Try it =
What lines in this listing contain the string "execute"? Report each one by copying it.

*** Block opens ***

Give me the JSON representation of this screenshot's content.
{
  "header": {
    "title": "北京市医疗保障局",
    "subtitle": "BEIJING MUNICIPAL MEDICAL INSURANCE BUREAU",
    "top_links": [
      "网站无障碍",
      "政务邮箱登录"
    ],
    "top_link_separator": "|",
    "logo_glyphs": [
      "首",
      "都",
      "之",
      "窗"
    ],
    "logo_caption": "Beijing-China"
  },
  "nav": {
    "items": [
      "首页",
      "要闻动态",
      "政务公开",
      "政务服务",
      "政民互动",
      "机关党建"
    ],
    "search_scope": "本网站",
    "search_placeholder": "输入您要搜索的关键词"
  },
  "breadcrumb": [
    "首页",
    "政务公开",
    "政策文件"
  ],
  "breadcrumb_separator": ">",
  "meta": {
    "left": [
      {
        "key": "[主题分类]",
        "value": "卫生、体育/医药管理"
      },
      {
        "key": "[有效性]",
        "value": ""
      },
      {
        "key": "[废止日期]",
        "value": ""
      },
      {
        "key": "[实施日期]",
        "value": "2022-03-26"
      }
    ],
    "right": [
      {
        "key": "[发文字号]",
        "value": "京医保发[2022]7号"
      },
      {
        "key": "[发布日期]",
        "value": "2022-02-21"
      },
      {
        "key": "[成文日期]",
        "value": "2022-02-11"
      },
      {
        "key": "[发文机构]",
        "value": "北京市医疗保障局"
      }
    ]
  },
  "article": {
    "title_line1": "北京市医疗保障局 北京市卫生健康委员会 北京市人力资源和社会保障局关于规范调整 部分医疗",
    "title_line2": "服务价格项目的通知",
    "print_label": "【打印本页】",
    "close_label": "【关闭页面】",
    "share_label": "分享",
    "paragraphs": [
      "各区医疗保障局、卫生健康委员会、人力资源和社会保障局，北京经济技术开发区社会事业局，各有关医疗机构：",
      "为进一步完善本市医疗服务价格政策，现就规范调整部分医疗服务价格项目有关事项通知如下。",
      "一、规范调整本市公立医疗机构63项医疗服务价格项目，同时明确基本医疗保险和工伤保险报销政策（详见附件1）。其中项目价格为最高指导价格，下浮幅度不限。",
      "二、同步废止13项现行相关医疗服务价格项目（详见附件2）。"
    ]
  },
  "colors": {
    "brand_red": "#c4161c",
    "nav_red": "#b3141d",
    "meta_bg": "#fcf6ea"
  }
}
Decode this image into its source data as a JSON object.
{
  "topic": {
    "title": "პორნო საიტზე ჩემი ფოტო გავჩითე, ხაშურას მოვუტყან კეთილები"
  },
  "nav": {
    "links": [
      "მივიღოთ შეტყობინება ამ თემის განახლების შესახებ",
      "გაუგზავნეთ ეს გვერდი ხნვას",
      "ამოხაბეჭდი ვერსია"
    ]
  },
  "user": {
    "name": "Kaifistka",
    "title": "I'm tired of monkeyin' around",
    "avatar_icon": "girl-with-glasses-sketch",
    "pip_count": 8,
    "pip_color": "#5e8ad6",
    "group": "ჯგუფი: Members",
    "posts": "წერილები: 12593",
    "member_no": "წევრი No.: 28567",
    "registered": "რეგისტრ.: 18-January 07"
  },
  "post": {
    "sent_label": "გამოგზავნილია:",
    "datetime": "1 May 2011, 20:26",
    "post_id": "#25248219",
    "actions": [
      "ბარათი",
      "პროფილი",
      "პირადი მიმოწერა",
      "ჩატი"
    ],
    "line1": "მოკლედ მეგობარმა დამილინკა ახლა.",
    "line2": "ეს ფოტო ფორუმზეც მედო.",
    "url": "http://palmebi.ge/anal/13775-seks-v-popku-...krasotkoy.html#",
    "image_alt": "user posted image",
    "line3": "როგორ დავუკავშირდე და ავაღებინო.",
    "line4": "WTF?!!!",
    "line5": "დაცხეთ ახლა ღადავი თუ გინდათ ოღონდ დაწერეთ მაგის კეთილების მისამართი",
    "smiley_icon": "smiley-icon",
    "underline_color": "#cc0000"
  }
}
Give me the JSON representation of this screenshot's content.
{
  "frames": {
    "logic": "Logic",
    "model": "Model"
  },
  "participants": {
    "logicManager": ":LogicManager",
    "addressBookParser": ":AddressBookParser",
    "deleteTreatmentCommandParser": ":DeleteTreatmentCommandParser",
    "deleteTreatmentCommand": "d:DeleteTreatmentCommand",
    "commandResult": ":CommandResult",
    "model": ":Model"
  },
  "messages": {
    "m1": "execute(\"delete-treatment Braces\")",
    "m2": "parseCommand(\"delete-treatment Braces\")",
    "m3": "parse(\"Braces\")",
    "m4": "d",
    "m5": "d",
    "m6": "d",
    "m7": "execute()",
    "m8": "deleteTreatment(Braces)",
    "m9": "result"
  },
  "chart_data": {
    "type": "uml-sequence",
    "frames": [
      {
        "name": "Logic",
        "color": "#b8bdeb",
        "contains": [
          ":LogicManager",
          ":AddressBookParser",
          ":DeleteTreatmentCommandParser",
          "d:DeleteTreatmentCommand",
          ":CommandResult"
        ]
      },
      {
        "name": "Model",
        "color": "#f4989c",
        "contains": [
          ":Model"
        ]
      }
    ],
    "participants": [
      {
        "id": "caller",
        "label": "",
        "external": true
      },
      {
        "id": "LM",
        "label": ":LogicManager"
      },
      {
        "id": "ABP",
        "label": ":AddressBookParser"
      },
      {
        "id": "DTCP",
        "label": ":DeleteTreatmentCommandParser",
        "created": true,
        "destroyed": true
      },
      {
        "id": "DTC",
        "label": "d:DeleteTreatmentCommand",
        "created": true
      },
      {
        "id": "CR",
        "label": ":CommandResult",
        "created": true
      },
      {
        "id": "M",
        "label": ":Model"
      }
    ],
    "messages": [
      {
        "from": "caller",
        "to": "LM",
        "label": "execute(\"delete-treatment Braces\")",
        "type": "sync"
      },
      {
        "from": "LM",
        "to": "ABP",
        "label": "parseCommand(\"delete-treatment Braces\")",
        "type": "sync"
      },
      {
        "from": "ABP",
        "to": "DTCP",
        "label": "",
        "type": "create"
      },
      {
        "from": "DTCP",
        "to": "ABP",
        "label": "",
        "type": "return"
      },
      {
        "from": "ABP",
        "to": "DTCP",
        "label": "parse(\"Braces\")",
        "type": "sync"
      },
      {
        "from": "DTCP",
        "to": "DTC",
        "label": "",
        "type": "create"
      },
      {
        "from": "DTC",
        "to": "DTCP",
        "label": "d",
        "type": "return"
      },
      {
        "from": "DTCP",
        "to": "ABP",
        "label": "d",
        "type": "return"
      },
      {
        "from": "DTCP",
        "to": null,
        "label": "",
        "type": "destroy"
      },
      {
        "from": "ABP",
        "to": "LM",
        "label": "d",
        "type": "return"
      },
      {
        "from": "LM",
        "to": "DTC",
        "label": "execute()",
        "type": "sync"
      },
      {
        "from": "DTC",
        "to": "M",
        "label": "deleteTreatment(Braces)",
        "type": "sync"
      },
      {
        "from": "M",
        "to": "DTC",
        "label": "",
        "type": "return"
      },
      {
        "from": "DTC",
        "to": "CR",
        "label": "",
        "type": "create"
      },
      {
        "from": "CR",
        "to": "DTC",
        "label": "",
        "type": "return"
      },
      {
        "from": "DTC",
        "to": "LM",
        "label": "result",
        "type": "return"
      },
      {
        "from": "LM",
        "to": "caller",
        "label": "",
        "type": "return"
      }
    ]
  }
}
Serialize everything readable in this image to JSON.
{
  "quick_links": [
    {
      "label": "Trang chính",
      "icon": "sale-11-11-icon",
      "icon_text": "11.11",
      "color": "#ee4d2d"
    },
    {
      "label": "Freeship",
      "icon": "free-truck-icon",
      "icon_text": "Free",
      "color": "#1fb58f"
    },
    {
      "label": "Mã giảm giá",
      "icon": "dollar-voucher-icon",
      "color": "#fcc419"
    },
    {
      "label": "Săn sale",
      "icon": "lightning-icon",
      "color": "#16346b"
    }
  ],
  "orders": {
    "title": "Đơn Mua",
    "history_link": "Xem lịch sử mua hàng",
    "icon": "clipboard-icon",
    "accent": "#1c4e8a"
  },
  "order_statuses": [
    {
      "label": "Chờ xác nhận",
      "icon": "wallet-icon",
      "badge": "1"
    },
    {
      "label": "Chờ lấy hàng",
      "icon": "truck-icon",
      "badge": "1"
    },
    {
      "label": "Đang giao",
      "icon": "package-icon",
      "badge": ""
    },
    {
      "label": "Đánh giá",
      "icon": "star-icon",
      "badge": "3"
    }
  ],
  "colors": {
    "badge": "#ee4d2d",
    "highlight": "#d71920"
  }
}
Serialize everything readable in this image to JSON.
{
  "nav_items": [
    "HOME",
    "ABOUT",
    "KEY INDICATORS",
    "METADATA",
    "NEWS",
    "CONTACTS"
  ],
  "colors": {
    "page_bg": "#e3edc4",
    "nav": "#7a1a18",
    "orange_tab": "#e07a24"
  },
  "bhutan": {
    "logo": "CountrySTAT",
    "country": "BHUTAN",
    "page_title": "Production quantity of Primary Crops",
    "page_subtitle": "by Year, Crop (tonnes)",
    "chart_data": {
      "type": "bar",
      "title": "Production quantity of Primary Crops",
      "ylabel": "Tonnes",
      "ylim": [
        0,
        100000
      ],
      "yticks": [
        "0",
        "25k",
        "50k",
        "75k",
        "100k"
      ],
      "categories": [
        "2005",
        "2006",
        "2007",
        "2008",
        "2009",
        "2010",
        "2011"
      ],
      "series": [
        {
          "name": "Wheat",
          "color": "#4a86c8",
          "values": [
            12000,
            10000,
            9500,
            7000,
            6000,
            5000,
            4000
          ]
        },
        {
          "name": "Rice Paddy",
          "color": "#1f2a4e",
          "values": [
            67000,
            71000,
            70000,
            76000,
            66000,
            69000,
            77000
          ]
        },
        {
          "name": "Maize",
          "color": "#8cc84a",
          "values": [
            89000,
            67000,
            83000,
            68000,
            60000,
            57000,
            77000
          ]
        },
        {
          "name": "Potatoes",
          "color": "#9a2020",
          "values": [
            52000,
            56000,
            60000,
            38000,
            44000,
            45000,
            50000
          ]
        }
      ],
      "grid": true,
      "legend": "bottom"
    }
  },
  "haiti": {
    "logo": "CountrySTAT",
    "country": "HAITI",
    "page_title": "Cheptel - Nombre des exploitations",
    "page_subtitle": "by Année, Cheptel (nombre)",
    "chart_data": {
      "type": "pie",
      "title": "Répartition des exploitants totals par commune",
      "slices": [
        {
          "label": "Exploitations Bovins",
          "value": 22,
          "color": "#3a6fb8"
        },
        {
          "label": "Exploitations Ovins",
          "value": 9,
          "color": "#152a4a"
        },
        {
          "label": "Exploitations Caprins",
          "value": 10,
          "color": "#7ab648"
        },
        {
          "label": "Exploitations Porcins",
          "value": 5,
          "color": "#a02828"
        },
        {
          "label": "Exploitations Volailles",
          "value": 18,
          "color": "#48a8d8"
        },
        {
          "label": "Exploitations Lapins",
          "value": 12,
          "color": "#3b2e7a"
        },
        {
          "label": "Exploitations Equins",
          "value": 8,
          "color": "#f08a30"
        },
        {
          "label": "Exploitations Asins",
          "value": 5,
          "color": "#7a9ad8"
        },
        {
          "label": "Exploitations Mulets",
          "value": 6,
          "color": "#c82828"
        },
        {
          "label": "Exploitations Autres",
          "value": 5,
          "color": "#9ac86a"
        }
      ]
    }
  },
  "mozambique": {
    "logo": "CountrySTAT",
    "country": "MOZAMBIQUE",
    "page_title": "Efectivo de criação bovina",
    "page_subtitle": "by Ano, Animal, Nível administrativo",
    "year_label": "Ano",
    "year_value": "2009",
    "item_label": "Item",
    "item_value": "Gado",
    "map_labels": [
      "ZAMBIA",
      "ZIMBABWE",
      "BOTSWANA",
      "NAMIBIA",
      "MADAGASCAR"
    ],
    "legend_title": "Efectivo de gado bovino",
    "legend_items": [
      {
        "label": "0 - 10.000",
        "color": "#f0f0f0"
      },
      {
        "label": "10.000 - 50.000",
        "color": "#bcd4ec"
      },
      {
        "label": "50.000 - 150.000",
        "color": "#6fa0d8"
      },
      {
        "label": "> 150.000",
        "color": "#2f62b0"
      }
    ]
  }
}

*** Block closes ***

Solution to this problem =
    "m1": "execute(\"delete-treatment Braces\")",
    "m7": "execute()",
        "label": "execute(\"delete-treatment Braces\")",
        "label": "execute()",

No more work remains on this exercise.